Tonight, they let themselves look at each other, for just a little while.
I saw that scene in my head as if it was a TV drama, wherein the camera shows the two protagonists from all angles while staring at each other, complete with a voice-over. “Tomorrow, we will start the apocalypse.”
I’ve been watching too many Korean dramas? Why, yes, I sure have.
3. Katniss and Peeta put on the act of their lives in “The Hunger Games”
a.k.a. Katniss and Peeta’s REAL TV drama moment
Katniss tries to put on a “girl madly in love” act as she tries to cure Peeta’s injuries. But it is only when she drops the act and lets her real feelings show that their mentor Haymitch sends them a reward.
“Katniss,” he says. I go over to him and brush the hair back from his eyes. “Thanks for finding me.”
“You would have found me if you could,” I say. His forehead’s burning up. Like the medicine’s having no effect at all. Suddenly, out of nowhere, I’m scared he’s going to die.
“Yes. Look, if I don’t make it back—” he begins.
“Don’t talk like that. I didn’t drain all that pus for nothing,” I say.
“I know. But just in case I don’t—” he tries to continue.
“No, Peeta, I don’t even want to discuss it,” I say, placing my fingers on his lips to quiet him.
“But I—” he insists.

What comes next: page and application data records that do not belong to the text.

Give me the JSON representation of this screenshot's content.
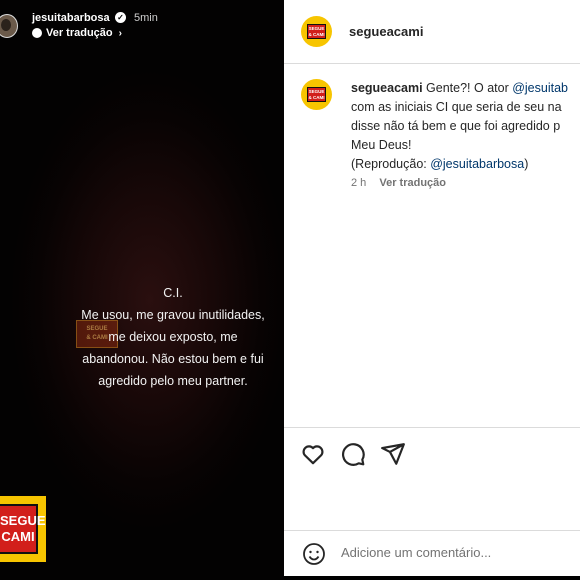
{
  "story": {
    "username": "jesuitabarbosa",
    "time": "5min",
    "translate_label": "Ver tradução",
    "text_lines": [
      "C.I.",
      "Me usou, me gravou inutilidades,",
      "me deixou exposto, me",
      "abandonou. Não estou bem e fui",
      "agredido pelo meu partner."
    ],
    "watermark_line1": "SEGUE",
    "watermark_line2": "& CAMI",
    "logo_line1": "SEGUE",
    "logo_line2": "CAMI"
  },
  "post": {
    "header_username": "segueacami",
    "avatar_line1": "SEGUE",
    "avatar_line2": "& CAMI",
    "comment": {
      "username": "segueacami",
      "line1_text": " Gente?! O ator ",
      "line1_mention": "@jesuitab",
      "line2": "com as iniciais CI que seria de seu na",
      "line3": "disse não tá bem e que foi agredido p",
      "line4": "Meu Deus!",
      "line5_prefix": "(Reprodução: ",
      "line5_mention": "@jesuitabarbosa",
      "line5_suffix": ")"
    },
    "time": "2 h",
    "translate_label": "Ver tradução",
    "add_comment_placeholder": "Adicione um comentário..."
  },
  "colors": {
    "brand_yellow": "#f7c500",
    "brand_red": "#d21f1b",
    "mention": "#00376b",
    "muted": "#737373"
  },
  "icons": [
    "verified-icon",
    "globe-icon",
    "chevron-right-icon",
    "heart-icon",
    "comment-icon",
    "share-icon",
    "emoji-icon"
  ]
}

Impulsively, I lean forward and kiss him, stopping his words. This is probably overdue anyway since he’s right, we are supposed to be madly in love. It’s the first time I’ve ever kissed a boy, which should make some sort of impression I guess, but all I can register is how unnaturally hot his lips are from the fever. I break away and pull the edge of the sleeping bag up around him. “You’re not going to die. I forbid it. All right?”
“All right,” he whispers.
And then a pot of broth drops from the sky. And the shippers (as in the people of Panem) all squee.
4. Sirius and Buckbeak co-habitate in “Harry Potter and the Prisoner of Azkaban”
a.k.a. The Domestic Saga of Padfoot and Claws
At the end of “Prisoner of Azkaban”, Sirius Black escapes with the hippogriff Buckbeak and spends some time hiding from dementors and Ministry officials together in a far-away cave.
I dunno about you, but I feel like there’s a spin-off sitcom in there somewhere.
The cave scene in “Harry Potter and the Half-Blood Prince” with the locket horcrux and the lake of zombies was pretty awesome, too.
5. Colin and Lindsey share stories in the dark in “An Abundance of Katherines”
a.k.a. It’s Not That Dark If We Have A Bottle of Moonshine
Lindsey takes Colin to her “secret hideout” where they hang out and share stories. There is no sex, but there is alcohol. And lots of cute dialogue.
“It’s weird talking to you; I can’t see you at all.”
“I can’t see you either.”
“We’re invisible. I’ve never been here with someone else. It’s different being invisible with someone.”
Somewhere in the back of his mind, Colin was probably starting to like Lindsey already, but some of his little brain cells keep shouting “But she’s not a Katherine!”
So, what is it about caves, huh?
But what about you? Are there any memorable Cave Scenes from your favorite books? 🙂
2 thoughts on “5 Memorable “Cave Scenes” in YA Books”
I know this is an old(er) post but I just have to reply. My favorite cave scene is probably the one from Dead Poets Society. Okay, so maybe the movie doesn’t count but I have read the movie tie-in! LOL. Close favorites are Menolly’s rescue of fire lizards in a cave in Anne McCaffrey’s Dragonsong and Sher and Selendra discovering treasure (and growing closer) in one in Jo Walton’s Tooth and Claw. Kilig moment that I had to reread over and over. 😛
This isn’t old! Hehe.
Ooh, I remember the Dead Poets cave scene! That was awesome!
Haven’t read McCaffrey or Walton, though.